REQUIREMENT.
Extract all lines that hold "this" from the records below.

________________________________________

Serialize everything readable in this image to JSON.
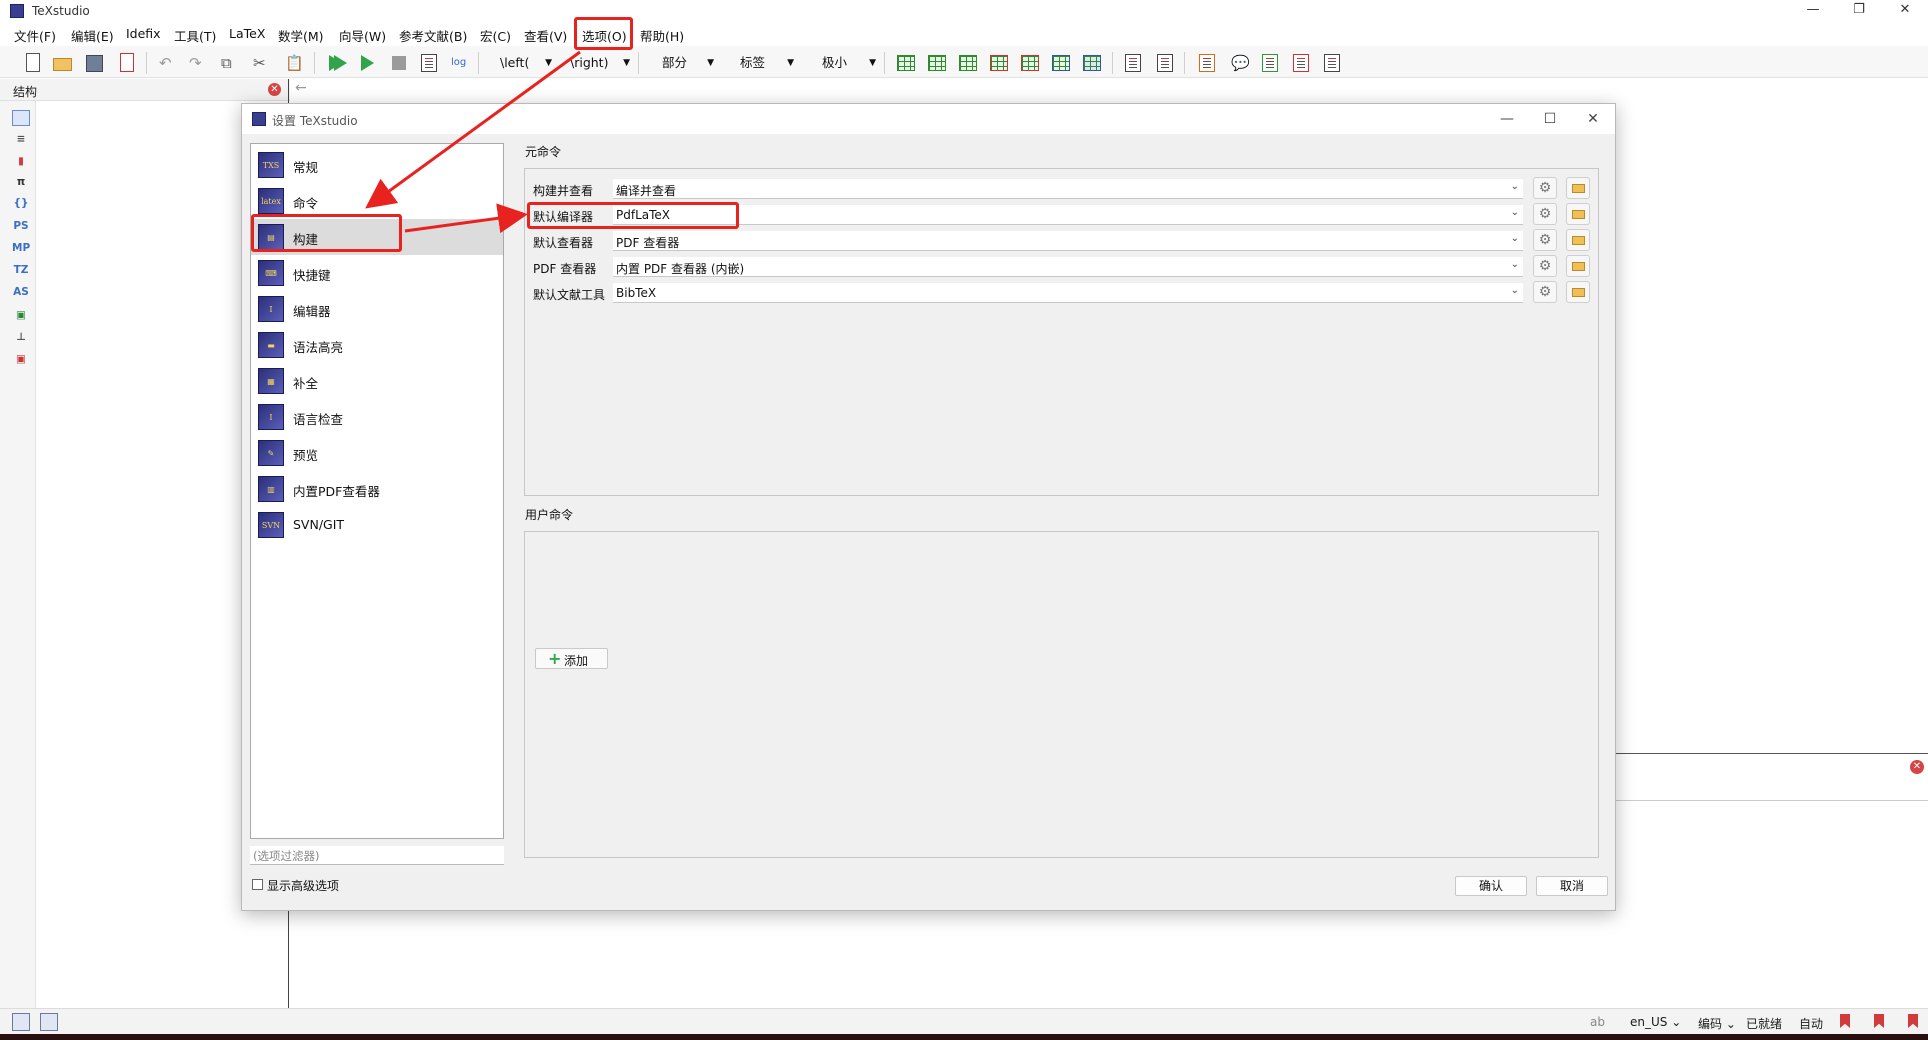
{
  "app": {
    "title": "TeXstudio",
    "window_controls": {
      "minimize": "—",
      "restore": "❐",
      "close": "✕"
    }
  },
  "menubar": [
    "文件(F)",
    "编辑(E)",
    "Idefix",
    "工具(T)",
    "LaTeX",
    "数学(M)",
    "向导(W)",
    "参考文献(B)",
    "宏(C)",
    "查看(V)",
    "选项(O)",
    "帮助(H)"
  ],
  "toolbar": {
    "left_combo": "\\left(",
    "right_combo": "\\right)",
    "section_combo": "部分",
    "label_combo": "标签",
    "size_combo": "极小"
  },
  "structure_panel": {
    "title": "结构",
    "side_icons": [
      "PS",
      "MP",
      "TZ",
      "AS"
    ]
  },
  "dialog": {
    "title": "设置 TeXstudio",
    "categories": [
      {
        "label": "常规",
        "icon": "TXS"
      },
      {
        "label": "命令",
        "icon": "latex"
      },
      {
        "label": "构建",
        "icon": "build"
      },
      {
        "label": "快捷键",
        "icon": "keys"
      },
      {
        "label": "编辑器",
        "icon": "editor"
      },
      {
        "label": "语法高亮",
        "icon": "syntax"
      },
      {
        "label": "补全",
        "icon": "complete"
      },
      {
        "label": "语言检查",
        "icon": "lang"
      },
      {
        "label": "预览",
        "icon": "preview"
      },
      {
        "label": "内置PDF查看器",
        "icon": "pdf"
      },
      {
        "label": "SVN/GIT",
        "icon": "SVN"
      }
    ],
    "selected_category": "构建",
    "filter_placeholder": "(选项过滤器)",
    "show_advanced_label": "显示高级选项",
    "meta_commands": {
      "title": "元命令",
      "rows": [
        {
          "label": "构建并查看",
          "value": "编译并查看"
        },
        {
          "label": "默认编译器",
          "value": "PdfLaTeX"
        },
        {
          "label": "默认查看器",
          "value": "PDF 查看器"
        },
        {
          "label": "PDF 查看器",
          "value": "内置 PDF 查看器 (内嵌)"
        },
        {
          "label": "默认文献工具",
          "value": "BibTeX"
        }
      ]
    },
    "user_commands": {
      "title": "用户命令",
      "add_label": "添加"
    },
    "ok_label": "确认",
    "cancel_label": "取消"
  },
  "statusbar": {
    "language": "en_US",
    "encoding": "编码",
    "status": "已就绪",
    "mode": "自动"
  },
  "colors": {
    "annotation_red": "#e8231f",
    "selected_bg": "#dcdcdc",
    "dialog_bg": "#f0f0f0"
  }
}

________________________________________

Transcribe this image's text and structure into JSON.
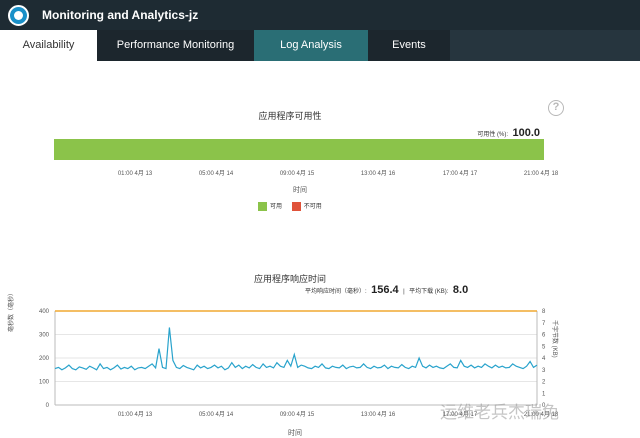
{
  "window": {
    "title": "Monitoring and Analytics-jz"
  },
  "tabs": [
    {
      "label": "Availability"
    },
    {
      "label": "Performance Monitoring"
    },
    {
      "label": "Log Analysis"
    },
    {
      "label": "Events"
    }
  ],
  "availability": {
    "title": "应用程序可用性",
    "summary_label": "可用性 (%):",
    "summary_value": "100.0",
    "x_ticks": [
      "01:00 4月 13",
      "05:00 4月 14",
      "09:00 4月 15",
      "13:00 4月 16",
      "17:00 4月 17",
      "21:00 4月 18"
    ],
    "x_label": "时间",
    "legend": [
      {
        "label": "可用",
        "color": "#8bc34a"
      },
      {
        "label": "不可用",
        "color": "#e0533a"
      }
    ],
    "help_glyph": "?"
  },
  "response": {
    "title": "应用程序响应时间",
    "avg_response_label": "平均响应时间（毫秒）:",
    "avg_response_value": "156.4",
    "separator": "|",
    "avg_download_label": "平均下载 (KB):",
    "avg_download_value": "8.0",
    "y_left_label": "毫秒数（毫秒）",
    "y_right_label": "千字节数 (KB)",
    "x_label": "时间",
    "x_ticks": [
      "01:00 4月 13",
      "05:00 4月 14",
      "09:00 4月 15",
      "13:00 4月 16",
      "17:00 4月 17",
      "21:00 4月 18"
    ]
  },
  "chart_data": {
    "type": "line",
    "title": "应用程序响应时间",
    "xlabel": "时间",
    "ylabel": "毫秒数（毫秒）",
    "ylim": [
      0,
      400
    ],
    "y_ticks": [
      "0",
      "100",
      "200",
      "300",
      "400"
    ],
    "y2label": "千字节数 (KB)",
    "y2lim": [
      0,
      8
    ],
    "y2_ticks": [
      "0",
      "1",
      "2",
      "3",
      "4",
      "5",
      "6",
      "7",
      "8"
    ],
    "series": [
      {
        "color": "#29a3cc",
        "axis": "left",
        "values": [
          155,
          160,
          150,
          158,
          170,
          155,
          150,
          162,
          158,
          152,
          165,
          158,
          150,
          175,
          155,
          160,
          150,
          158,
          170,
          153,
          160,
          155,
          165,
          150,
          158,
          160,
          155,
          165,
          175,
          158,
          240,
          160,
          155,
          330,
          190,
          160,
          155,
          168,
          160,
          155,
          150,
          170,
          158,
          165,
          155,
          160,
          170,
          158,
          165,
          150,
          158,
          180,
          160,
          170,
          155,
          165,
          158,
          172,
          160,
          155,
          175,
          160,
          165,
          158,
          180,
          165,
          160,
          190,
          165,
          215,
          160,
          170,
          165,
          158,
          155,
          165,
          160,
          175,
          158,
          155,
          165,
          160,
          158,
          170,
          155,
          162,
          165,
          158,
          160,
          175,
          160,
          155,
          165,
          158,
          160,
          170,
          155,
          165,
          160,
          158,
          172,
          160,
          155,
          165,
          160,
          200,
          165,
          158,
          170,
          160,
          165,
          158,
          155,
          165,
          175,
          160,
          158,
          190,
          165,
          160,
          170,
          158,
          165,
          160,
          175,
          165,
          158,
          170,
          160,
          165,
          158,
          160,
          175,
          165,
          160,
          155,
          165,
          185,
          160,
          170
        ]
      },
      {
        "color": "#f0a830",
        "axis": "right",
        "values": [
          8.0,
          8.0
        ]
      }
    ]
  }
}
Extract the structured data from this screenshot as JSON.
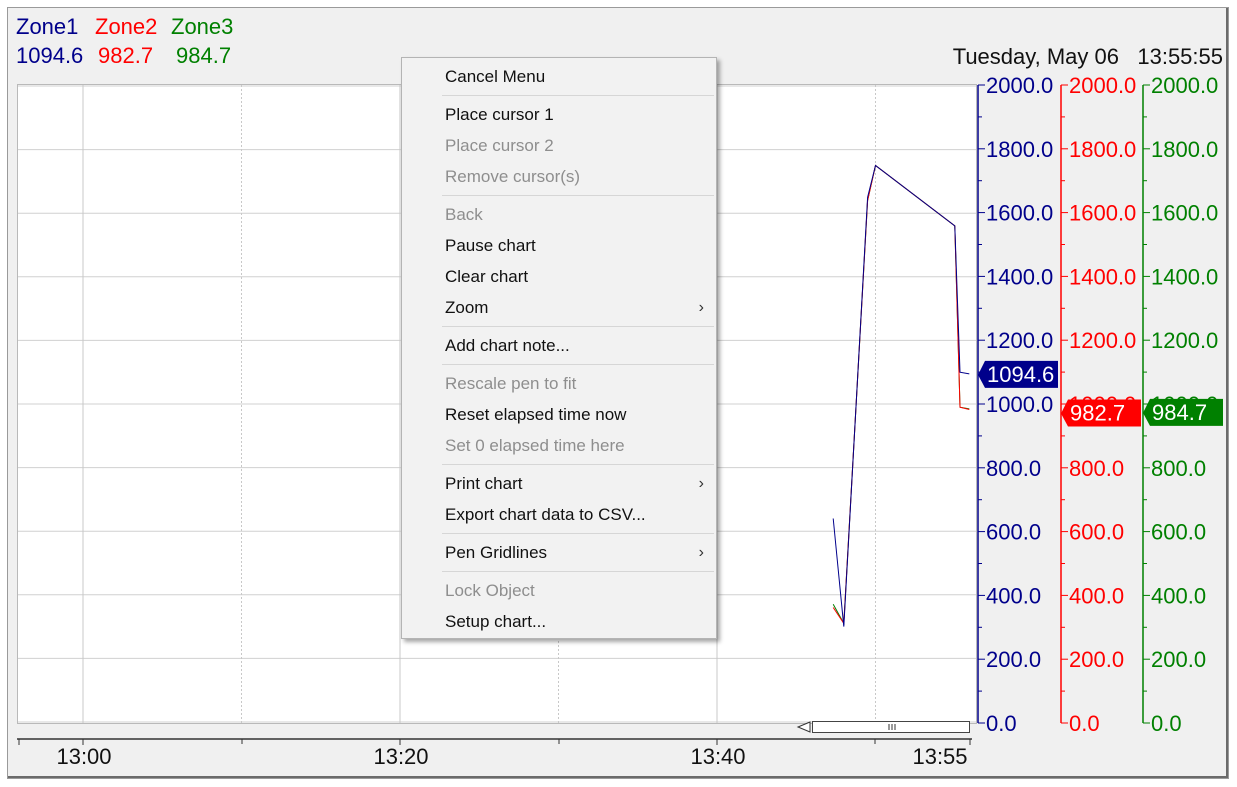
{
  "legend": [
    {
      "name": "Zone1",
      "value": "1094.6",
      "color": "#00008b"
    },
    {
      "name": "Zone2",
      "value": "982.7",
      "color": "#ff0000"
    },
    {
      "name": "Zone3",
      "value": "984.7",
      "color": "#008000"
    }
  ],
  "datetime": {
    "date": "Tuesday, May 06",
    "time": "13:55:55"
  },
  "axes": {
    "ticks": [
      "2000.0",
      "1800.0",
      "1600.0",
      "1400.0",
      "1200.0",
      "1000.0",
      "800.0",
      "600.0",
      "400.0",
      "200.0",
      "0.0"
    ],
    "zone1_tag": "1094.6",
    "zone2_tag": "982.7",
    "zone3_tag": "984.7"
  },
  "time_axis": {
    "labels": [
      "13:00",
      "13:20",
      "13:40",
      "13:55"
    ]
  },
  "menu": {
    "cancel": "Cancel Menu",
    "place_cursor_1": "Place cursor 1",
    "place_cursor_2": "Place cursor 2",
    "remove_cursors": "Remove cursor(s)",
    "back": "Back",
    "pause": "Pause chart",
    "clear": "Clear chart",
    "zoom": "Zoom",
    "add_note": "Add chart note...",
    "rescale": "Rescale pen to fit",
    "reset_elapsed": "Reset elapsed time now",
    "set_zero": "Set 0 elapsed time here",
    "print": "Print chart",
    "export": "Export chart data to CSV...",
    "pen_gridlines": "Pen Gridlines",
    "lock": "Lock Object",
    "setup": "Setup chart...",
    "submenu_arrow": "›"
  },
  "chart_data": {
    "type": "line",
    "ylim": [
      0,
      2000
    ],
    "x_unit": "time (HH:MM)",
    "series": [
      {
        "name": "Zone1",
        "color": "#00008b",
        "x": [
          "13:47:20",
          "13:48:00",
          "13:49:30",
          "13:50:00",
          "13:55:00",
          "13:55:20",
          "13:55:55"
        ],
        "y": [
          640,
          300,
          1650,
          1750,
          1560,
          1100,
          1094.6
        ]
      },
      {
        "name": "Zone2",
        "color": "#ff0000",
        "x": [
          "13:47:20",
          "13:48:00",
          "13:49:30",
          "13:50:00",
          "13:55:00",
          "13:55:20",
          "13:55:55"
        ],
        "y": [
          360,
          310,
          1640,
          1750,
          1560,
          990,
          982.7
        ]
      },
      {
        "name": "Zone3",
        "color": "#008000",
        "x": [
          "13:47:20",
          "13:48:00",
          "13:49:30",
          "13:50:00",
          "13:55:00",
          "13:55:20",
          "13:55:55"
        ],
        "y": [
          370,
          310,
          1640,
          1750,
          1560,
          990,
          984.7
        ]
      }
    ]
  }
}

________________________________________

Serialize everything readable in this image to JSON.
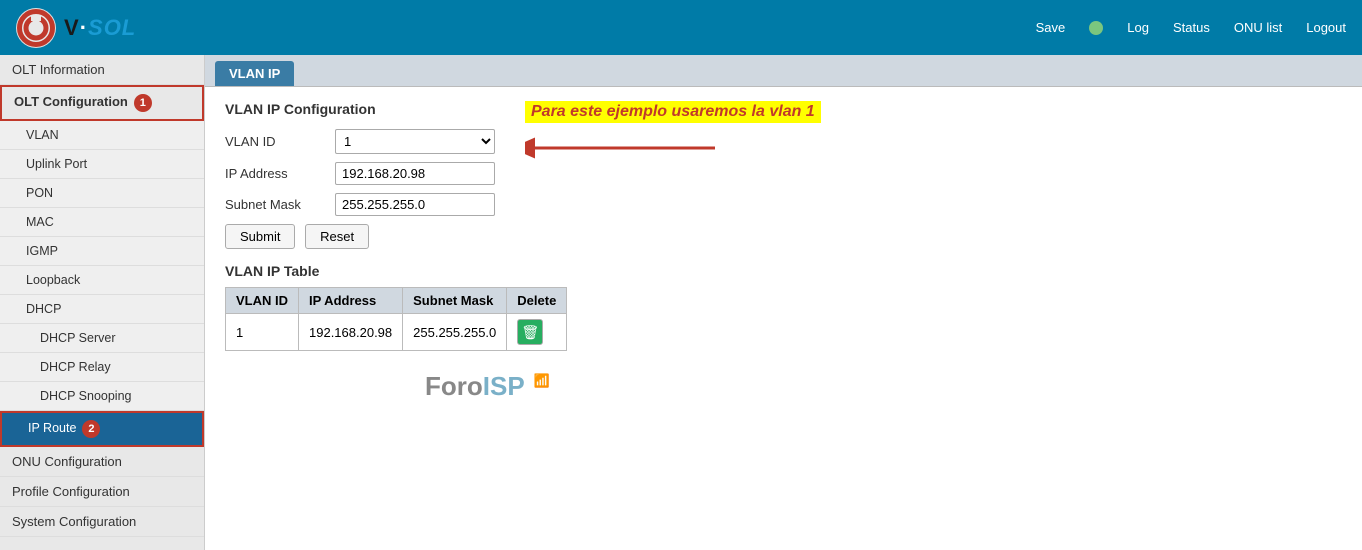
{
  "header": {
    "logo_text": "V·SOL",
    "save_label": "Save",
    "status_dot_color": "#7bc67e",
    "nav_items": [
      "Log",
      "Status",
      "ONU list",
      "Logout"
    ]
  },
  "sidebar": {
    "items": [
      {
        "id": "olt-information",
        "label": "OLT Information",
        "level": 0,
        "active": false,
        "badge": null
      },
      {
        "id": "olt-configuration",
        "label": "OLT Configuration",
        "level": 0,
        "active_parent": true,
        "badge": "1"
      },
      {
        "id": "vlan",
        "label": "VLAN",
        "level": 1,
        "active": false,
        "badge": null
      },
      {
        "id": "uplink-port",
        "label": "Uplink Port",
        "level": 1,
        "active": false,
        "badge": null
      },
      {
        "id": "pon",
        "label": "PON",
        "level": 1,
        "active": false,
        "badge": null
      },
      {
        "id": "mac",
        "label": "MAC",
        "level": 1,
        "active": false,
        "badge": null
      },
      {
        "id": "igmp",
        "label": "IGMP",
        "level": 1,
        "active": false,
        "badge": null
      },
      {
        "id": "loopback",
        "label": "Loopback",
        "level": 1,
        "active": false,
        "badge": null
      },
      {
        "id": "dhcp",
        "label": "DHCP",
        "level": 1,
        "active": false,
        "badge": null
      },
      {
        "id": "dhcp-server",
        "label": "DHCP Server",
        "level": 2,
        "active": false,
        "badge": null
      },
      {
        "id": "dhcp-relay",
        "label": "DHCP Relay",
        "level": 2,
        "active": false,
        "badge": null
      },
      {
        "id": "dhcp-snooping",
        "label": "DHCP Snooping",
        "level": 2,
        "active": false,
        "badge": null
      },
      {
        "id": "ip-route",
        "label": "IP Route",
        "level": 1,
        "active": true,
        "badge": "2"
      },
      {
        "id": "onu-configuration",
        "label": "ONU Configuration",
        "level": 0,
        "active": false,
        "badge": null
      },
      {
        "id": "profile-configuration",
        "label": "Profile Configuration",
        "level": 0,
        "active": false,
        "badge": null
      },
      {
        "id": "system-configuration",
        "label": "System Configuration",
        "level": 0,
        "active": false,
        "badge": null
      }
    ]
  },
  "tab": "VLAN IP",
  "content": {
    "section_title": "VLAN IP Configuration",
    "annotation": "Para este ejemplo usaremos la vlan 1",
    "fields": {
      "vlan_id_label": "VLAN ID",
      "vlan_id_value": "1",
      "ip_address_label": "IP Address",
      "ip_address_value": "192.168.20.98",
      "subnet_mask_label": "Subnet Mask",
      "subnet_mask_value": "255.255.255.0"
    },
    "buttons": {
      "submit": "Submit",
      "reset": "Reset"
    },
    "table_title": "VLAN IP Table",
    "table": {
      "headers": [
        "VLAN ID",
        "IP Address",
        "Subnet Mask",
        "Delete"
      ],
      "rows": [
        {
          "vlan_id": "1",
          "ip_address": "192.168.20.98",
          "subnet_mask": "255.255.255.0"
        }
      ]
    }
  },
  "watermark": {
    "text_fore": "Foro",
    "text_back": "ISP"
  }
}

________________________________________

RESPONSE TO THE TASK.
Serialize everything readable in this image to JSON.
Transcribe this image's text and structure into JSON.
Extract the structured data from this screenshot as JSON.
Serialize everything readable in this image to JSON.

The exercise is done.